THE FACTS OF DEATH

By Raymond Benson

Pub Date: June 15th, 1998
ISBN: 0-399-14405-6
Publisher: Putnam

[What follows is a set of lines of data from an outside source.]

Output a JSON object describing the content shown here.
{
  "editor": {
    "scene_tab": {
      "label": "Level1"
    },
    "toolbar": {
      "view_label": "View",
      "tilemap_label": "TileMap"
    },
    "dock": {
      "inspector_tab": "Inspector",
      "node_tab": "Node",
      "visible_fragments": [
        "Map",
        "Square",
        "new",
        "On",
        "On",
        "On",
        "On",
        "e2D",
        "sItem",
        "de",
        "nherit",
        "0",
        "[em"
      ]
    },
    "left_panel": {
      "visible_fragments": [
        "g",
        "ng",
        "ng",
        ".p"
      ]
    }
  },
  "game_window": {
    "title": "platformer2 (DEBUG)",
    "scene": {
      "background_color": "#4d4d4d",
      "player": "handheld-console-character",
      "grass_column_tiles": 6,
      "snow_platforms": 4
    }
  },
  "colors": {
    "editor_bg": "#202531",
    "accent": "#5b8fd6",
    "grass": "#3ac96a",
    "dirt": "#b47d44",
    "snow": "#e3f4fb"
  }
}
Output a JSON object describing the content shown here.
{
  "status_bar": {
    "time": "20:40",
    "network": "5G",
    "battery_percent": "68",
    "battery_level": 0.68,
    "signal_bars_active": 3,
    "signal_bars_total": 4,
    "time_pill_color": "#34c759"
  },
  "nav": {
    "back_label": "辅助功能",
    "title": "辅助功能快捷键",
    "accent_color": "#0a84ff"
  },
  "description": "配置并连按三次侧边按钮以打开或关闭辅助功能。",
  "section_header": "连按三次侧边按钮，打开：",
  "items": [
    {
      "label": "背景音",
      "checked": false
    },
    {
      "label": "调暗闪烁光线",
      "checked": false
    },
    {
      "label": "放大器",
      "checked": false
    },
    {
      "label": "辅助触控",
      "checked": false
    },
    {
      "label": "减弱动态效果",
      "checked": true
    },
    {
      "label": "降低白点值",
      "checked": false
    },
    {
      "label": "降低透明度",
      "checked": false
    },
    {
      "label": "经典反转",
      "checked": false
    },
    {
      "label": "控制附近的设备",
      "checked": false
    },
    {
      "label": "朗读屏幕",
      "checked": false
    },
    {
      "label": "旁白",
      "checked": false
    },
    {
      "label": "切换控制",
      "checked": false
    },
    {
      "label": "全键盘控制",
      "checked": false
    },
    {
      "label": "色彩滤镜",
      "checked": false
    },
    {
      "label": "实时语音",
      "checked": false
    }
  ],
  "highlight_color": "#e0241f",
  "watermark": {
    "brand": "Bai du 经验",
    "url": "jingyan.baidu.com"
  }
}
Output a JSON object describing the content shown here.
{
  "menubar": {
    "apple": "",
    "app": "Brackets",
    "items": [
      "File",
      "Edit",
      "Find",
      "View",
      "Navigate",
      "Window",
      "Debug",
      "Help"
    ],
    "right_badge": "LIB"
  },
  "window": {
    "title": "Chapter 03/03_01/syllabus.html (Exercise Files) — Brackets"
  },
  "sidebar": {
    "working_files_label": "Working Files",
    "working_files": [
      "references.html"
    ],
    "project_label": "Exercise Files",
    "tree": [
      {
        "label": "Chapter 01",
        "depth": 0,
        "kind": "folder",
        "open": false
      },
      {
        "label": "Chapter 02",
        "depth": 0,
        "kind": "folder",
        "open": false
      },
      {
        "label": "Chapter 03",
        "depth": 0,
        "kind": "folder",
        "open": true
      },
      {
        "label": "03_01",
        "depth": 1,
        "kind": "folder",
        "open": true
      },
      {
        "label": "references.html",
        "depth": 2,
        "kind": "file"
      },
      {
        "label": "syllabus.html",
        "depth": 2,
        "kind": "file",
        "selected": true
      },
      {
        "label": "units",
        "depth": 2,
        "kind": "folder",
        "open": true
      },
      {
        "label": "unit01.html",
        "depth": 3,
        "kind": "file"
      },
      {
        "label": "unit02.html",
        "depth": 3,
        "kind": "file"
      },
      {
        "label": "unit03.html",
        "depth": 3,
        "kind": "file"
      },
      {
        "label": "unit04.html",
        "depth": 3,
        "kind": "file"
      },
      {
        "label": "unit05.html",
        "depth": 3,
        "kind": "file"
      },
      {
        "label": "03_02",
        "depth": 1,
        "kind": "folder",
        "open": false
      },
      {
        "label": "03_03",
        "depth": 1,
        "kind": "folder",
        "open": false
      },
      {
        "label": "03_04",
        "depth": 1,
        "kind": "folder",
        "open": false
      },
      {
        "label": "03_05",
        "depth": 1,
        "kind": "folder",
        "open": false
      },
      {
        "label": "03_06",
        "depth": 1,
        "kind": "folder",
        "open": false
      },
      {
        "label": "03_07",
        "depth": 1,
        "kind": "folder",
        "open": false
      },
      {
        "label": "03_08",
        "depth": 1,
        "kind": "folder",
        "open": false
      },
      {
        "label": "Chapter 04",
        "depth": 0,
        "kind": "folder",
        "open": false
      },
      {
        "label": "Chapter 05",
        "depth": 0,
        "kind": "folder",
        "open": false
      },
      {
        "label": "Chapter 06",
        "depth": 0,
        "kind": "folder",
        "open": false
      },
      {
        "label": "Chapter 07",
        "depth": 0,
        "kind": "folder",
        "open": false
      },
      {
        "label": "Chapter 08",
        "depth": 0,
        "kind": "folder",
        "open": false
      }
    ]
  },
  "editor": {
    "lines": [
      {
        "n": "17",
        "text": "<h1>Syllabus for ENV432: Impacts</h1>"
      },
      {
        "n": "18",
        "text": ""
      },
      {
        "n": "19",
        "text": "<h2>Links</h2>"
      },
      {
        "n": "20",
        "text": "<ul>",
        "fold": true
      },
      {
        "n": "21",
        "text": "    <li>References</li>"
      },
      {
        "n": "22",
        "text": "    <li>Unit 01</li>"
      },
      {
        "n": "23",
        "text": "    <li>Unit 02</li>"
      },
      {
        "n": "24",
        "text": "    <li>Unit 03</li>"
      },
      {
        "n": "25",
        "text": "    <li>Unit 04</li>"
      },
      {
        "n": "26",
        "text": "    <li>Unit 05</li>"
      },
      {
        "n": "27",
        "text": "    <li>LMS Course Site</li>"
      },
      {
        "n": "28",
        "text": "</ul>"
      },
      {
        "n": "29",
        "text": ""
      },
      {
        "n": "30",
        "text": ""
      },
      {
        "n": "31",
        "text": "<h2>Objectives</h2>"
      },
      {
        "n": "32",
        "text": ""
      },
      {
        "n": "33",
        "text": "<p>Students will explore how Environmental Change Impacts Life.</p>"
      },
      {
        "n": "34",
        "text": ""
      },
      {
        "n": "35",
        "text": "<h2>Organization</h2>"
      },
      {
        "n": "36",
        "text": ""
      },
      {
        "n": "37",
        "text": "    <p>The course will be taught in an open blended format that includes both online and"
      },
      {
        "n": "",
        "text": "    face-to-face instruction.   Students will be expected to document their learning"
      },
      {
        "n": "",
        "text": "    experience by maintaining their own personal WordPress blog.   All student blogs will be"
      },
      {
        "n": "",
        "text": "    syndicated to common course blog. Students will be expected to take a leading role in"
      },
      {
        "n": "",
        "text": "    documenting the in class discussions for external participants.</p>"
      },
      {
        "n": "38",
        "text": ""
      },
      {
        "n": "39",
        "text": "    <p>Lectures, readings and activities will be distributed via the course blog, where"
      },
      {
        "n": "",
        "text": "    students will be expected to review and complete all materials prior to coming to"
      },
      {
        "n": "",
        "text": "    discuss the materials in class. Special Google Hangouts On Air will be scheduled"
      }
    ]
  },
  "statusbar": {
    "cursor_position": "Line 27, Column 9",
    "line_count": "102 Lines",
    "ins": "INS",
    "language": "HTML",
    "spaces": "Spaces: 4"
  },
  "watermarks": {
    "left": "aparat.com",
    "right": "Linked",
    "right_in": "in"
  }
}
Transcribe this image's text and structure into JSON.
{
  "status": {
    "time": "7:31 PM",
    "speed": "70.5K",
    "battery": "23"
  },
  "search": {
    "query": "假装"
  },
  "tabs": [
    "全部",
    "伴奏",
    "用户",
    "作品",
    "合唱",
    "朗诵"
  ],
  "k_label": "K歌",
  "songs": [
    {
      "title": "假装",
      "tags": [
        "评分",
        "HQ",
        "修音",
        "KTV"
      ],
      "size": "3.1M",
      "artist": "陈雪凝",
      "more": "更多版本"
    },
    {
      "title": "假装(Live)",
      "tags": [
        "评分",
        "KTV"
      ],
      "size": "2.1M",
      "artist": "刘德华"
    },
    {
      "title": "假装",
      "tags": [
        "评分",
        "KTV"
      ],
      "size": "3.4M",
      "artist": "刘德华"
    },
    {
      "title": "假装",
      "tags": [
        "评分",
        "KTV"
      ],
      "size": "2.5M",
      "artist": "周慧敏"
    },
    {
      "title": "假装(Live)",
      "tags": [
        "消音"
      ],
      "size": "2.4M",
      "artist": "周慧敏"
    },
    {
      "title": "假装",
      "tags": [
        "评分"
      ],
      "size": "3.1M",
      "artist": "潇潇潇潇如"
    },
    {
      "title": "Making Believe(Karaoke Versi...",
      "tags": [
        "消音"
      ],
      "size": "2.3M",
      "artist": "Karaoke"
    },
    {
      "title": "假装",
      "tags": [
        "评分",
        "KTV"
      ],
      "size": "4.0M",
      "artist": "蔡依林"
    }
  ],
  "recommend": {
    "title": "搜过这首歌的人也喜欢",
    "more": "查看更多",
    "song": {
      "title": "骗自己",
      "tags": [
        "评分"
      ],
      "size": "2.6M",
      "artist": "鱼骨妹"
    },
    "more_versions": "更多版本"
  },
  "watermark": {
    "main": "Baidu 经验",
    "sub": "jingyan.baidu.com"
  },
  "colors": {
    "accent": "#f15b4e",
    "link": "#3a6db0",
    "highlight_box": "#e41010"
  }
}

The fate of the world, and James Bond, are in capable hands in this second 007 adventure from Benson (Zero Minus Ten, 1997). Writing as both a disciple and defender of Western civilization’s most enduring action hero, Benson, a director of the Ian Fleming Foundation and author of the fan bible, the James Bond Bedside Companion, attempts to meld Fleming’s brooding, coolly cruel British knight with the dapper, quip-slinging techno-warrior of the Bond movies, with a few respectful bows to the superhuman stuntman Bond became when British thriller-factory John Gardner had an exclusive franchise on the series. All the canonical elements are in place--the Flemingesque fetish for brand names (we—re informed that Bond’s crippled American sidekick, former CIA agent Felix Leiter, now zooms about in a high-speed Action Arrow motorized wheelchair), a demented, megalomaniacal father figure villain (Konstantine Romanos, an independently wealthy mathematics professor who thinks he’s the reincarnation of Pythagoras), the ultimate car (a self-driving Jaguar XK8 with more gadgets than the Batmobile but, alas, no ejection seat), the corny sex jokes (Bond seduces the statuesque female director of a sperm bank who extracts her sample from 007 as passionately as possible), a superbly furnished techno-fortress with a hidden superweapon, and, most infamously, a harem of beautiful, accomplished women, some of whom are bisexual, all of whom can—t resist Bond’s darkly handsome charms. The plot, meanwhile, is standard Bond, with Romanos using designer weaponry to kill numerous innocent people, with a purloined Pershing missile being readied for launch. Between the requisite scenes of sex, violence, and destruction, Benson’s Bond occasionally succumbs to existential gloom, but never fails to do the right thing for Queen and country. A postmodern treat for fans and newcomers that lovingly, if not ironically, duplicates a formula so familiar that originality would be sacrilege. (First serial rights to Playboy)